The Content was pretty light reading. It was concise & valuable though, and about as deep as you can reasonably expect a first-to-market book on the topic to be. It’ll be a few years before we see the dense, canonical & empirically-validated book we all really want, so until then, this book is a pretty good operating manual. You cannot divorce the themes of the technology of virtualization and the culture of open innovation, and this book proves the point. It is as much about open innovation as it is about things like Wikis & Blogs.
Key Points. Few authors summarize their key points comprehensively in the introduction, so I always appreciate it when a writer does that. You can actually get away with reading just the introduction, if you want 80% of the value and are willing to accept the assertions as best-faith truths. For good measure, the Conclusion reiterates the same points with some added depth. The Summary is presented in the form of a few “principles of wikinomics” that almost constitute a doctrine:
1. Being Open: maintaining porous organizational boundaries, working with industry standards, moving to a culture of non-secrecy, above & beyond legal needs, and being open to globalization and global trade.
2. Peering: This uncomfortable neologism is meant to capture the themes of encouraging self-organization & working with non-hierarchical organizational structures where possible.
3. Sharing: To move from a “win-lose” – “business-is-war” mindset to a mindset where there are Win-Win/Coop-etition options available.

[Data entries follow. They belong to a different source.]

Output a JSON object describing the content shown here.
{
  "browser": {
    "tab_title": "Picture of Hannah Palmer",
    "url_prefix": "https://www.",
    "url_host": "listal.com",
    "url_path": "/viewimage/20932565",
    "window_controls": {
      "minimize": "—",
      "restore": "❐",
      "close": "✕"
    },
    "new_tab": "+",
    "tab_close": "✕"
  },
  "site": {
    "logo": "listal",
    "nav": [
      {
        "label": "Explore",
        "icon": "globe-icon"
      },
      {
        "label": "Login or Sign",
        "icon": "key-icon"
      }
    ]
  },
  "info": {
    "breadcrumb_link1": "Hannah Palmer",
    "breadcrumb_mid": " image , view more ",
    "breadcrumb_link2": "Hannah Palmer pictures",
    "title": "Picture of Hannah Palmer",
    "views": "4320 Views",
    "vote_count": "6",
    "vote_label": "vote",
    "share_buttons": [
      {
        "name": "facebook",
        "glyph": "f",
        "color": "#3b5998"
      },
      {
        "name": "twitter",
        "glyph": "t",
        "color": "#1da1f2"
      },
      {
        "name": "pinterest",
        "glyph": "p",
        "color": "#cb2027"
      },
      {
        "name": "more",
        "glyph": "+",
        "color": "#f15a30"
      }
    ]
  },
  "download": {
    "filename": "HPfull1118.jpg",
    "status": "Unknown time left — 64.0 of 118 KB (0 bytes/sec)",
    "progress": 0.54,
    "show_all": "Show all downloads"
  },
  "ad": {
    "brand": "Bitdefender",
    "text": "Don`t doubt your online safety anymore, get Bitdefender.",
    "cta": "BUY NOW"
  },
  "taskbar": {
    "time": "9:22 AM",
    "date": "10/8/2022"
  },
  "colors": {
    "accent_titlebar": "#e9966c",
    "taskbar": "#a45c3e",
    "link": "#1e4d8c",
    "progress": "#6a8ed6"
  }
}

The key idea here is to think about business IP as a managed portfolio that includes things you give away (including to competitors) – alongside things you protect with patents or hide with secrecy.
4. Generation-N Norms: This whole culture shift is being driven by Generation N (his word for Baby Boom-leters) norms, that include speed, freedom, openness, innovation, mobility, authenticity & playfulness. Yes, I too gagged a little at the primary-colored bubblegum utopia-ness of it all, but to be fair, the authors do justify the list throughout the book with substantive examples. I can just see skeptics translating that to sloppiness, lack of accountability, competitive carelessness, lack of execution discipline, ADD, disloyalty, political naivete & silliness. That set of dichotomies is a whole other post.
For other Worthy Themes in the Wikinomics book, go to RibbonFarm.com
Comments: What do you think?